*PROBLEM DESCRIPTION*. Please repeat every line below exactly, from the first to the last.

————————

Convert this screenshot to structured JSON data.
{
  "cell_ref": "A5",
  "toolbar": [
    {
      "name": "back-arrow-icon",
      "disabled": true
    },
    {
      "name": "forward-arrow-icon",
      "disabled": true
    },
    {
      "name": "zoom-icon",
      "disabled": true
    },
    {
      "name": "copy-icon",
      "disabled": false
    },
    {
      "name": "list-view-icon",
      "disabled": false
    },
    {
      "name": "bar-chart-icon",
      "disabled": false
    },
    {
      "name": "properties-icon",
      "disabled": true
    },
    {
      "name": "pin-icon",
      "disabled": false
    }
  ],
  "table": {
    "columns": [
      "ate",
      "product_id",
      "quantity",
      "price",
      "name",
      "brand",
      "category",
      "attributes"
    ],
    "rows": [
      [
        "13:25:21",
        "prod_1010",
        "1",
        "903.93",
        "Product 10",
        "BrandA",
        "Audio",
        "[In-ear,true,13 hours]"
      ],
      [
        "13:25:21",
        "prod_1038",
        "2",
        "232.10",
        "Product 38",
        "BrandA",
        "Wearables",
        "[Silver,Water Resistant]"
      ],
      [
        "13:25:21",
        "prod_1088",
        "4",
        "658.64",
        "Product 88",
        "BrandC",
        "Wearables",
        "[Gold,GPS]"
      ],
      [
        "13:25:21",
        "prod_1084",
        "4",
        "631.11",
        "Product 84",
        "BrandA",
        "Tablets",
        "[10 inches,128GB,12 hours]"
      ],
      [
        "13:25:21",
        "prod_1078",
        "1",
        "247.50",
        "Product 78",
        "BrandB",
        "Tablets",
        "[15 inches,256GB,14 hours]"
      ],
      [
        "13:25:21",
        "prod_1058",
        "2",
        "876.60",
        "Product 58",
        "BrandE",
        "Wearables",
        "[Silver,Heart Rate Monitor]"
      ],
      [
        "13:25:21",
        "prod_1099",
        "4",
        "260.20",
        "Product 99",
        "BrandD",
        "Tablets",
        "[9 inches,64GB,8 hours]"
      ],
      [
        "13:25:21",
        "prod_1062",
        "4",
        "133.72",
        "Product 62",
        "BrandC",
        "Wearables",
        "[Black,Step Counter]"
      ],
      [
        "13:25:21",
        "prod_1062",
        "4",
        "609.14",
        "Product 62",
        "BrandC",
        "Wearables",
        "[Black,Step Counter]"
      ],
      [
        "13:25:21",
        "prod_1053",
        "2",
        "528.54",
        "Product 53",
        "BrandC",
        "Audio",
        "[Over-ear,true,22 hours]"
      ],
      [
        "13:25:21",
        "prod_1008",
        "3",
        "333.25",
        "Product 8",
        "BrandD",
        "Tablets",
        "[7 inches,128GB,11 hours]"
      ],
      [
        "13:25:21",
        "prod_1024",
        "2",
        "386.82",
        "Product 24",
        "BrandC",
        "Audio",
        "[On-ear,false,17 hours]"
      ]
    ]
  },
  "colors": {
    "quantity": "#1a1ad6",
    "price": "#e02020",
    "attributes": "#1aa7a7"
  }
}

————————

*EXERCISE RESULT*.
Convert this screenshot to structured JSON data.
{
  "cell_ref": "A5",
  "toolbar": [
    {
      "name": "back-arrow-icon",
      "disabled": true
    },
    {
      "name": "forward-arrow-icon",
      "disabled": true
    },
    {
      "name": "zoom-icon",
      "disabled": true
    },
    {
      "name": "copy-icon",
      "disabled": false
    },
    {
      "name": "list-view-icon",
      "disabled": false
    },
    {
      "name": "bar-chart-icon",
      "disabled": false
    },
    {
      "name": "properties-icon",
      "disabled": true
    },
    {
      "name": "pin-icon",
      "disabled": false
    }
  ],
  "table": {
    "columns": [
      "ate",
      "product_id",
      "quantity",
      "price",
      "name",
      "brand",
      "category",
      "attributes"
    ],
    "rows": [
      [
        "13:25:21",
        "prod_1010",
        "1",
        "903.93",
        "Product 10",
        "BrandA",
        "Audio",
        "[In-ear,true,13 hours]"
      ],
      [
        "13:25:21",
        "prod_1038",
        "2",
        "232.10",
        "Product 38",
        "BrandA",
        "Wearables",
        "[Silver,Water Resistant]"
      ],
      [
        "13:25:21",
        "prod_1088",
        "4",
        "658.64",
        "Product 88",
        "BrandC",
        "Wearables",
        "[Gold,GPS]"
      ],
      [
        "13:25:21",
        "prod_1084",
        "4",
        "631.11",
        "Product 84",
        "BrandA",
        "Tablets",
        "[10 inches,128GB,12 hours]"
      ],
      [
        "13:25:21",
        "prod_1078",
        "1",
        "247.50",
        "Product 78",
        "BrandB",
        "Tablets",
        "[15 inches,256GB,14 hours]"
      ],
      [
        "13:25:21",
        "prod_1058",
        "2",
        "876.60",
        "Product 58",
        "BrandE",
        "Wearables",
        "[Silver,Heart Rate Monitor]"
      ],
      [
        "13:25:21",
        "prod_1099",
        "4",
        "260.20",
        "Product 99",
        "BrandD",
        "Tablets",
        "[9 inches,64GB,8 hours]"
      ],
      [
        "13:25:21",
        "prod_1062",
        "4",
        "133.72",
        "Product 62",
        "BrandC",
        "Wearables",
        "[Black,Step Counter]"
      ],
      [
        "13:25:21",
        "prod_1062",
        "4",
        "609.14",
        "Product 62",
        "BrandC",
        "Wearables",
        "[Black,Step Counter]"
      ],
      [
        "13:25:21",
        "prod_1053",
        "2",
        "528.54",
        "Product 53",
        "BrandC",
        "Audio",
        "[Over-ear,true,22 hours]"
      ],
      [
        "13:25:21",
        "prod_1008",
        "3",
        "333.25",
        "Product 8",
        "BrandD",
        "Tablets",
        "[7 inches,128GB,11 hours]"
      ],
      [
        "13:25:21",
        "prod_1024",
        "2",
        "386.82",
        "Product 24",
        "BrandC",
        "Audio",
        "[On-ear,false,17 hours]"
      ]
    ]
  },
  "colors": {
    "quantity": "#1a1ad6",
    "price": "#e02020",
    "attributes": "#1aa7a7"
  }
}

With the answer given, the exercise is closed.